Start of Block

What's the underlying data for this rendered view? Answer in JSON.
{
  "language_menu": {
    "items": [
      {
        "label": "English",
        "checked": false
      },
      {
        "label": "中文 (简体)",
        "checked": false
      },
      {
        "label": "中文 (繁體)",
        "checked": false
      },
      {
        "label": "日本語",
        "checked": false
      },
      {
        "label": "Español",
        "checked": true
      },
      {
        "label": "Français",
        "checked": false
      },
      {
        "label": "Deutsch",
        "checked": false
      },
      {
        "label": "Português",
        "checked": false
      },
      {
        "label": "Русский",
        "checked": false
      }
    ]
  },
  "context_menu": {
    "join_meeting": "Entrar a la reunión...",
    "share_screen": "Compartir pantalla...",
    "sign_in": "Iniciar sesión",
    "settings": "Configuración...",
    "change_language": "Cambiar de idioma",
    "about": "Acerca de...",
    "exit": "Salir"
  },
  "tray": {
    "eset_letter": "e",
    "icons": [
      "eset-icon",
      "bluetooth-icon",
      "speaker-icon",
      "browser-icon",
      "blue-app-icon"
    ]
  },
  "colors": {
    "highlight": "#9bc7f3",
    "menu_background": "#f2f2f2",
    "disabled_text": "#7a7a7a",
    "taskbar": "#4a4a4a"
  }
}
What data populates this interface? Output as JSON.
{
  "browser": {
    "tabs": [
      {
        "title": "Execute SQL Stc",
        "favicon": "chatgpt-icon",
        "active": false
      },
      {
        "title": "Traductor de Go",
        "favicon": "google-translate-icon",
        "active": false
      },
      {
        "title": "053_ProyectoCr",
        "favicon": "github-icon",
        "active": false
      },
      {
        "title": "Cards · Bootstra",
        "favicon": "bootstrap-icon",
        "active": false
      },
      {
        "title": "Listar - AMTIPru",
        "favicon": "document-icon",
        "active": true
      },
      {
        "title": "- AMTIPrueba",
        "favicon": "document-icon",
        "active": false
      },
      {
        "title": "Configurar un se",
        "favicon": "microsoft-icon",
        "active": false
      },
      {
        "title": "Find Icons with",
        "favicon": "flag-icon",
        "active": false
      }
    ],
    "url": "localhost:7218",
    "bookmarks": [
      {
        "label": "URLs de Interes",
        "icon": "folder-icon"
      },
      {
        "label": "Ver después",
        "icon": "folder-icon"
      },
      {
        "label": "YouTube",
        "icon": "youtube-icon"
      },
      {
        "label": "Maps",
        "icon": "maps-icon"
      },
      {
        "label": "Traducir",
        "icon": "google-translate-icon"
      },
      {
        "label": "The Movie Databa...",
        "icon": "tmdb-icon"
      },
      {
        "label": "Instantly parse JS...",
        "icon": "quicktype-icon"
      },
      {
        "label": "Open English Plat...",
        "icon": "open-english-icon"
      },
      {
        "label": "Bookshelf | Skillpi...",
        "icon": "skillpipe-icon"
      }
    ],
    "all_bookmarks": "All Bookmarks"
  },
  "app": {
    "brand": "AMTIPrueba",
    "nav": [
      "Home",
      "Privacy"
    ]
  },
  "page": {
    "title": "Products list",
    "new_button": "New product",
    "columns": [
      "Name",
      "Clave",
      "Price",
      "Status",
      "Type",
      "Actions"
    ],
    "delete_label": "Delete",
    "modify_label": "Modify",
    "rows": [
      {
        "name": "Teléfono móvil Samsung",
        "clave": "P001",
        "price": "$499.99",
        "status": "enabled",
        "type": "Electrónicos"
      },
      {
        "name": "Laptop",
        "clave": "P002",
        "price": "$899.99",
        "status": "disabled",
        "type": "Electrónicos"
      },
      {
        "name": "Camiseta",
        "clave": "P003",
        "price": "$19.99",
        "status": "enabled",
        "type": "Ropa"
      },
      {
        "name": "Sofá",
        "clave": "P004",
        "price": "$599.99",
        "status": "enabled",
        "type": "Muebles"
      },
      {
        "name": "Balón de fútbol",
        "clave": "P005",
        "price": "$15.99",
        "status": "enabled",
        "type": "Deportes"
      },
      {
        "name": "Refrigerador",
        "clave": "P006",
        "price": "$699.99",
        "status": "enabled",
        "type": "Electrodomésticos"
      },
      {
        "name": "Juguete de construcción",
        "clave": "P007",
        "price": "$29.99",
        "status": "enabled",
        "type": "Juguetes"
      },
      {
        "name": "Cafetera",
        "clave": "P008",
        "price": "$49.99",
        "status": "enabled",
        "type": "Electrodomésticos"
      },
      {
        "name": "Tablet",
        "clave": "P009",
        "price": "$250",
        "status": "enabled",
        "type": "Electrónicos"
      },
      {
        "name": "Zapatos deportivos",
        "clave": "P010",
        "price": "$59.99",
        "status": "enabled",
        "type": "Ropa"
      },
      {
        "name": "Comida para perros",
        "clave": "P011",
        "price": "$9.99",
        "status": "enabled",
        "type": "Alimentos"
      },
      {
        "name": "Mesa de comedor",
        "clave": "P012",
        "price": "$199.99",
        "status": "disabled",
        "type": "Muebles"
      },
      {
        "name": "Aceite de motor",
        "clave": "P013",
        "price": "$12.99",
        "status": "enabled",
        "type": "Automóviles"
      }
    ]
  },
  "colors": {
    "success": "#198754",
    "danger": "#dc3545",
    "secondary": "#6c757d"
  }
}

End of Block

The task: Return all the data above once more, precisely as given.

Output below:
What's the underlying data for this rendered view? Answer in JSON.
{
  "language_menu": {
    "items": [
      {
        "label": "English",
        "checked": false
      },
      {
        "label": "中文 (简体)",
        "checked": false
      },
      {
        "label": "中文 (繁體)",
        "checked": false
      },
      {
        "label": "日本語",
        "checked": false
      },
      {
        "label": "Español",
        "checked": true
      },
      {
        "label": "Français",
        "checked": false
      },
      {
        "label": "Deutsch",
        "checked": false
      },
      {
        "label": "Português",
        "checked": false
      },
      {
        "label": "Русский",
        "checked": false
      }
    ]
  },
  "context_menu": {
    "join_meeting": "Entrar a la reunión...",
    "share_screen": "Compartir pantalla...",
    "sign_in": "Iniciar sesión",
    "settings": "Configuración...",
    "change_language": "Cambiar de idioma",
    "about": "Acerca de...",
    "exit": "Salir"
  },
  "tray": {
    "eset_letter": "e",
    "icons": [
      "eset-icon",
      "bluetooth-icon",
      "speaker-icon",
      "browser-icon",
      "blue-app-icon"
    ]
  },
  "colors": {
    "highlight": "#9bc7f3",
    "menu_background": "#f2f2f2",
    "disabled_text": "#7a7a7a",
    "taskbar": "#4a4a4a"
  }
}
What data populates this interface? Output as JSON.
{
  "browser": {
    "tabs": [
      {
        "title": "Execute SQL Stc",
        "favicon": "chatgpt-icon",
        "active": false
      },
      {
        "title": "Traductor de Go",
        "favicon": "google-translate-icon",
        "active": false
      },
      {
        "title": "053_ProyectoCr",
        "favicon": "github-icon",
        "active": false
      },
      {
        "title": "Cards · Bootstra",
        "favicon": "bootstrap-icon",
        "active": false
      },
      {
        "title": "Listar - AMTIPru",
        "favicon": "document-icon",
        "active": true
      },
      {
        "title": "- AMTIPrueba",
        "favicon": "document-icon",
        "active": false
      },
      {
        "title": "Configurar un se",
        "favicon": "microsoft-icon",
        "active": false
      },
      {
        "title": "Find Icons with",
        "favicon": "flag-icon",
        "active": false
      }
    ],
    "url": "localhost:7218",
    "bookmarks": [
      {
        "label": "URLs de Interes",
        "icon": "folder-icon"
      },
      {
        "label": "Ver después",
        "icon": "folder-icon"
      },
      {
        "label": "YouTube",
        "icon": "youtube-icon"
      },
      {
        "label": "Maps",
        "icon": "maps-icon"
      },
      {
        "label": "Traducir",
        "icon": "google-translate-icon"
      },
      {
        "label": "The Movie Databa...",
        "icon": "tmdb-icon"
      },
      {
        "label": "Instantly parse JS...",
        "icon": "quicktype-icon"
      },
      {
        "label": "Open English Plat...",
        "icon": "open-english-icon"
      },
      {
        "label": "Bookshelf | Skillpi...",
        "icon": "skillpipe-icon"
      }
    ],
    "all_bookmarks": "All Bookmarks"
  },
  "app": {
    "brand": "AMTIPrueba",
    "nav": [
      "Home",
      "Privacy"
    ]
  },
  "page": {
    "title": "Products list",
    "new_button": "New product",
    "columns": [
      "Name",
      "Clave",
      "Price",
      "Status",
      "Type",
      "Actions"
    ],
    "delete_label": "Delete",
    "modify_label": "Modify",
    "rows": [
      {
        "name": "Teléfono móvil Samsung",
        "clave": "P001",
        "price": "$499.99",
        "status": "enabled",
        "type": "Electrónicos"
      },
      {
        "name": "Laptop",
        "clave": "P002",
        "price": "$899.99",
        "status": "disabled",
        "type": "Electrónicos"
      },
      {
        "name": "Camiseta",
        "clave": "P003",
        "price": "$19.99",
        "status": "enabled",
        "type": "Ropa"
      },
      {
        "name": "Sofá",
        "clave": "P004",
        "price": "$599.99",
        "status": "enabled",
        "type": "Muebles"
      },
      {
        "name": "Balón de fútbol",
        "clave": "P005",
        "price": "$15.99",
        "status": "enabled",
        "type": "Deportes"
      },
      {
        "name": "Refrigerador",
        "clave": "P006",
        "price": "$699.99",
        "status": "enabled",
        "type": "Electrodomésticos"
      },
      {
        "name": "Juguete de construcción",
        "clave": "P007",
        "price": "$29.99",
        "status": "enabled",
        "type": "Juguetes"
      },
      {
        "name": "Cafetera",
        "clave": "P008",
        "price": "$49.99",
        "status": "enabled",
        "type": "Electrodomésticos"
      },
      {
        "name": "Tablet",
        "clave": "P009",
        "price": "$250",
        "status": "enabled",
        "type": "Electrónicos"
      },
      {
        "name": "Zapatos deportivos",
        "clave": "P010",
        "price": "$59.99",
        "status": "enabled",
        "type": "Ropa"
      },
      {
        "name": "Comida para perros",
        "clave": "P011",
        "price": "$9.99",
        "status": "enabled",
        "type": "Alimentos"
      },
      {
        "name": "Mesa de comedor",
        "clave": "P012",
        "price": "$199.99",
        "status": "disabled",
        "type": "Muebles"
      },
      {
        "name": "Aceite de motor",
        "clave": "P013",
        "price": "$12.99",
        "status": "enabled",
        "type": "Automóviles"
      }
    ]
  },
  "colors": {
    "success": "#198754",
    "danger": "#dc3545",
    "secondary": "#6c757d"
  }
}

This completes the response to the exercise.